BEGIN

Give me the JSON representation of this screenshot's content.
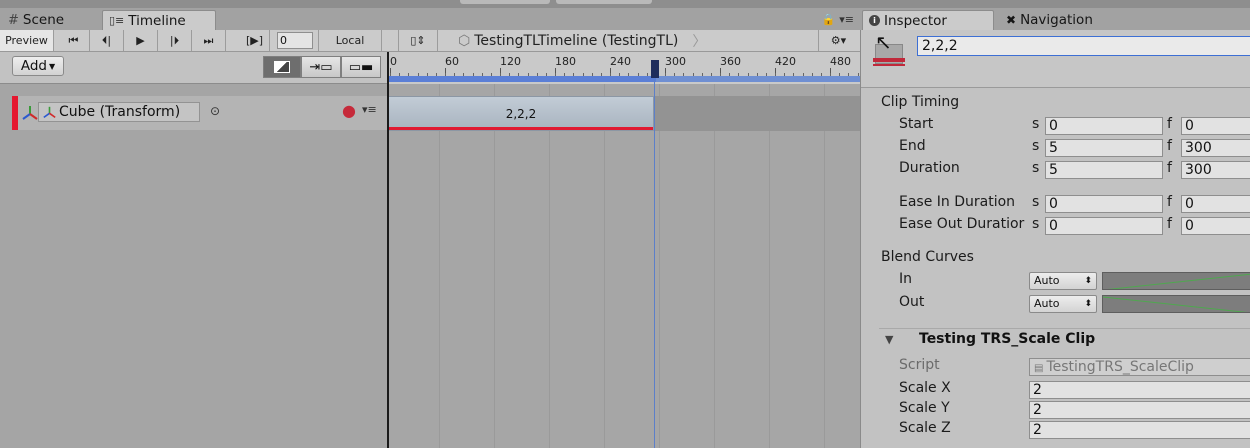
{
  "tabs": [
    {
      "label": "Scene",
      "icon": "grid-icon"
    },
    {
      "label": "Timeline",
      "icon": "timeline-icon"
    }
  ],
  "toolbar": {
    "preview_label": "Preview",
    "frame_value": "0",
    "local_label": "Local",
    "breadcrumb": "TestingTLTimeline (TestingTL)"
  },
  "controls": {
    "add_label": "Add"
  },
  "ruler": {
    "ticks": [
      "0",
      "60",
      "120",
      "180",
      "240",
      "300",
      "360",
      "420",
      "480"
    ]
  },
  "track": {
    "name": "Cube (Transform)"
  },
  "clip": {
    "label": "2,2,2"
  },
  "inspector": {
    "tabs": [
      {
        "label": "Inspector"
      },
      {
        "label": "Navigation"
      }
    ],
    "name_value": "2,2,2",
    "clip_timing": {
      "title": "Clip Timing",
      "rows": [
        {
          "label": "Start",
          "s": "0",
          "f": "0"
        },
        {
          "label": "End",
          "s": "5",
          "f": "300"
        },
        {
          "label": "Duration",
          "s": "5",
          "f": "300"
        },
        {
          "label": "Ease In Duration",
          "s": "0",
          "f": "0"
        },
        {
          "label": "Ease Out Duratior",
          "s": "0",
          "f": "0"
        }
      ],
      "s_unit": "s",
      "f_unit": "f"
    },
    "blend_curves": {
      "title": "Blend Curves",
      "in_label": "In",
      "out_label": "Out",
      "in_mode": "Auto",
      "out_mode": "Auto"
    },
    "clip_section": {
      "title": "Testing TRS_Scale Clip",
      "script_label": "Script",
      "script_value": "TestingTRS_ScaleClip",
      "fields": [
        {
          "label": "Scale X",
          "value": "2"
        },
        {
          "label": "Scale Y",
          "value": "2"
        },
        {
          "label": "Scale Z",
          "value": "2"
        }
      ]
    }
  },
  "colors": {
    "accent": "#e5172f",
    "selection": "#3d6fd4",
    "ruler_blue": "#5b7fd6"
  }
}
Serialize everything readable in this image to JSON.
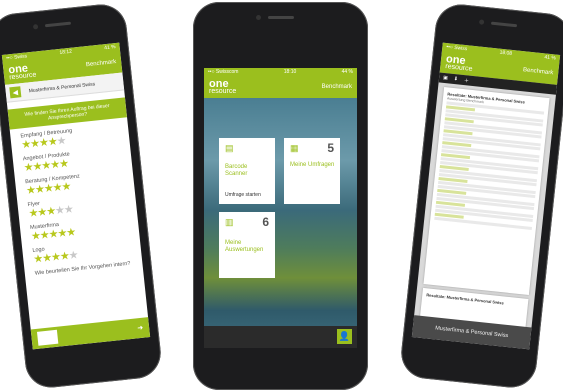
{
  "colors": {
    "accent": "#9bbf1e",
    "star": "#b8c81c",
    "dark": "#2b2b2b"
  },
  "phone1": {
    "status": {
      "carrier": "••○ Swiss",
      "time": "18:12",
      "battery": "41 %"
    },
    "appbar": {
      "logo_top": "one",
      "logo_bottom": "resource",
      "right": "Benchmark"
    },
    "subheader": {
      "title": "Musterfirma & Personal Swiss"
    },
    "band_text": "Wie finden Sie Ihren Auftrag bei dieser Ansprechperson?",
    "criteria": [
      {
        "label": "Empfang / Betreuung",
        "rating": 4
      },
      {
        "label": "Angebot / Produkte",
        "rating": 5
      },
      {
        "label": "Beratung / Kompetenz",
        "rating": 5
      },
      {
        "label": "Flyer",
        "rating": 3
      },
      {
        "label": "Musterfirma",
        "rating": 5
      },
      {
        "label": "Logo",
        "rating": 4
      }
    ],
    "last_label": "Wie beurteilen Sie Ihr Vorgehen intern?"
  },
  "phone2": {
    "status": {
      "carrier": "••○ Swisscom",
      "time": "18:10",
      "battery": "44 %"
    },
    "appbar": {
      "logo_top": "one",
      "logo_bottom": "resource",
      "right": "Benchmark"
    },
    "tiles": [
      {
        "icon": "barcode-icon",
        "label_line1": "Barcode",
        "label_line2": "Scanner",
        "button": "Umfrage starten",
        "number": ""
      },
      {
        "icon": "doc-icon",
        "label_line1": "Meine Umfragen",
        "label_line2": "",
        "button": "",
        "number": "5"
      },
      {
        "icon": "chart-icon",
        "label_line1": "Meine",
        "label_line2": "Auswertungen",
        "button": "",
        "number": "6"
      }
    ]
  },
  "phone3": {
    "status": {
      "carrier": "••○ Swiss",
      "time": "18:08",
      "battery": "41 %"
    },
    "appbar": {
      "logo_top": "one",
      "logo_bottom": "resource",
      "right": "Benchmark"
    },
    "report": {
      "title": "Resultate: Musterfirma & Personal Swiss",
      "subtitle": "Auswertung Benchmark"
    },
    "footer": "Musterfirma & Personal Swiss"
  }
}
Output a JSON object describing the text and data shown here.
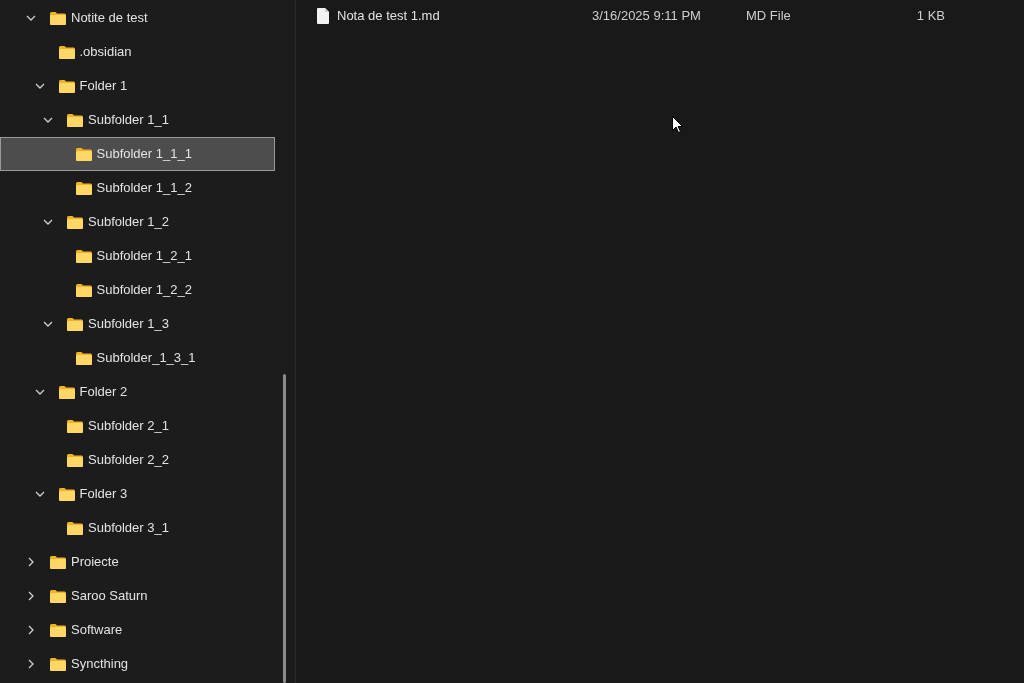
{
  "tree": [
    {
      "label": "Notite de test",
      "expanded": true,
      "selected": false,
      "children": [
        {
          "label": ".obsidian",
          "selected": false
        },
        {
          "label": "Folder 1",
          "expanded": true,
          "selected": false,
          "children": [
            {
              "label": "Subfolder 1_1",
              "expanded": true,
              "selected": false,
              "children": [
                {
                  "label": "Subfolder 1_1_1",
                  "selected": true
                },
                {
                  "label": "Subfolder 1_1_2",
                  "selected": false
                }
              ]
            },
            {
              "label": "Subfolder 1_2",
              "expanded": true,
              "selected": false,
              "children": [
                {
                  "label": "Subfolder 1_2_1",
                  "selected": false
                },
                {
                  "label": "Subfolder 1_2_2",
                  "selected": false
                }
              ]
            },
            {
              "label": "Subfolder 1_3",
              "expanded": true,
              "selected": false,
              "children": [
                {
                  "label": "Subfolder_1_3_1",
                  "selected": false
                }
              ]
            }
          ]
        },
        {
          "label": "Folder 2",
          "expanded": true,
          "selected": false,
          "children": [
            {
              "label": "Subfolder 2_1",
              "selected": false
            },
            {
              "label": "Subfolder 2_2",
              "selected": false
            }
          ]
        },
        {
          "label": "Folder 3",
          "expanded": true,
          "selected": false,
          "children": [
            {
              "label": "Subfolder 3_1",
              "selected": false
            }
          ]
        }
      ]
    },
    {
      "label": "Proiecte",
      "expanded": false,
      "selected": false
    },
    {
      "label": "Saroo Saturn",
      "expanded": false,
      "selected": false
    },
    {
      "label": "Software",
      "expanded": false,
      "selected": false
    },
    {
      "label": "Syncthing",
      "expanded": false,
      "selected": false
    }
  ],
  "files": [
    {
      "name": "Nota de test 1.md",
      "date": "3/16/2025 9:11 PM",
      "type": "MD File",
      "size": "1 KB"
    }
  ]
}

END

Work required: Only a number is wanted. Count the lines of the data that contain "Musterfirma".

Problem solution: 4